[Component data from apps and pages]

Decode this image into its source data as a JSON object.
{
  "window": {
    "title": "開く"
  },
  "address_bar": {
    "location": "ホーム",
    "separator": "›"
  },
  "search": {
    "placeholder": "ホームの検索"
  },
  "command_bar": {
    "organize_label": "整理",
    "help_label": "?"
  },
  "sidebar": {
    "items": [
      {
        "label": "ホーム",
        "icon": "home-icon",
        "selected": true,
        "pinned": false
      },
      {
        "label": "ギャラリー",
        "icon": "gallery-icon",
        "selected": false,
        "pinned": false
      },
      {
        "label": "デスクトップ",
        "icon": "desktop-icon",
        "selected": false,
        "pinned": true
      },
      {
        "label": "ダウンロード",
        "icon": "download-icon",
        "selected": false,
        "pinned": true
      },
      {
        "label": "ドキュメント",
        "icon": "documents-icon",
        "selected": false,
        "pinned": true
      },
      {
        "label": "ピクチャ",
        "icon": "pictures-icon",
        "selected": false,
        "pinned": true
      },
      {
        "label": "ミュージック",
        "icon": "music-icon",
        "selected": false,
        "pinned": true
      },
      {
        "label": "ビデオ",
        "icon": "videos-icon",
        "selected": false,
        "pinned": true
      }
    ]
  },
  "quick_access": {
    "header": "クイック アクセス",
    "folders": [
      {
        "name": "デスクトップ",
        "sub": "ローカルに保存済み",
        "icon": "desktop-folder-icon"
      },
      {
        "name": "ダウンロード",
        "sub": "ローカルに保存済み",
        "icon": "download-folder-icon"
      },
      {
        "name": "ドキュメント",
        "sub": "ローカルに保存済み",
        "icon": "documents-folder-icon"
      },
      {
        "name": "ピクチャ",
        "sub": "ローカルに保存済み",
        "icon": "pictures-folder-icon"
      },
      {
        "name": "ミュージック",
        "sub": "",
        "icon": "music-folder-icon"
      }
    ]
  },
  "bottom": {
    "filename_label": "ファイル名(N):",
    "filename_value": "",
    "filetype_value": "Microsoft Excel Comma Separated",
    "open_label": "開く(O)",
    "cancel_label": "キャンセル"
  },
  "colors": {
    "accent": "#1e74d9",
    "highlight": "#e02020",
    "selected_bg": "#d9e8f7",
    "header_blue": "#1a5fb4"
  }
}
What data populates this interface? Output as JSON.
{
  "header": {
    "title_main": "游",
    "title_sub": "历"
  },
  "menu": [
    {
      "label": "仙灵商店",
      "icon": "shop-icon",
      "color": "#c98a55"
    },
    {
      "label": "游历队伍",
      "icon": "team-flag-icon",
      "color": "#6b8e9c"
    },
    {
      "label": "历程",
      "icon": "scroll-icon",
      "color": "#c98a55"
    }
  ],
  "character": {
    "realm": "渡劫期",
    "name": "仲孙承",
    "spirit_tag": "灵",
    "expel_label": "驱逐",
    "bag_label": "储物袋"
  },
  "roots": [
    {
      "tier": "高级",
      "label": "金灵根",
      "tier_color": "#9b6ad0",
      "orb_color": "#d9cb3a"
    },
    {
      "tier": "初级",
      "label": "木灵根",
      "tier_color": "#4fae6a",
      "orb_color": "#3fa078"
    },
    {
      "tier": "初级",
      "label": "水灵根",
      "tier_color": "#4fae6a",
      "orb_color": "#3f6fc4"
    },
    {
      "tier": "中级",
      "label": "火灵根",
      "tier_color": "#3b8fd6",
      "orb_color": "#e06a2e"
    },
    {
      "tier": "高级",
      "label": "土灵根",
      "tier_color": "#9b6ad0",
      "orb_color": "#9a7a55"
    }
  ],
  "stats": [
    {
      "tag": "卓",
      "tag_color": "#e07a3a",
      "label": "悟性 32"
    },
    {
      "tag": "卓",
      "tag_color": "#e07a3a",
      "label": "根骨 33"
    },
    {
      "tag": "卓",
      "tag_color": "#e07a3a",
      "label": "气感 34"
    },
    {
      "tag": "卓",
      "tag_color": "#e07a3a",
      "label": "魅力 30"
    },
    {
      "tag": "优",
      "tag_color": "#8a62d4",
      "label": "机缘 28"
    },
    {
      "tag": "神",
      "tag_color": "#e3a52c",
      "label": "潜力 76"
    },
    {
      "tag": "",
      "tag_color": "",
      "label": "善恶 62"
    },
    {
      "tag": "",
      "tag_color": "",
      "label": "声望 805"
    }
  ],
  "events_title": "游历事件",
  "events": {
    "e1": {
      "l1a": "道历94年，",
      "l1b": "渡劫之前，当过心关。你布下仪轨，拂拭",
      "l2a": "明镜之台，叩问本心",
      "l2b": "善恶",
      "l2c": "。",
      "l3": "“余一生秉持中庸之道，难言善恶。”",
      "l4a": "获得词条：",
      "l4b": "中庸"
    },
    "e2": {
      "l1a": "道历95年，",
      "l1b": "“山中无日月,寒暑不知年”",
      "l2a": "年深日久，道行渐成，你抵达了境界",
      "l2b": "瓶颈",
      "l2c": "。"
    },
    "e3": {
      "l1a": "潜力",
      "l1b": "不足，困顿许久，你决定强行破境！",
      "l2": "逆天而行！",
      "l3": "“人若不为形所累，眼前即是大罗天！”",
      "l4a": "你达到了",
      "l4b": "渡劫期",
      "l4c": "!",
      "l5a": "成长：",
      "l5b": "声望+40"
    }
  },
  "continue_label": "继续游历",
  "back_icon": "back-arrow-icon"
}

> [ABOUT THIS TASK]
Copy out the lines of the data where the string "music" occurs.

> [RESPONSE]
        "icon": "music-icon",
        "icon": "music-folder-icon"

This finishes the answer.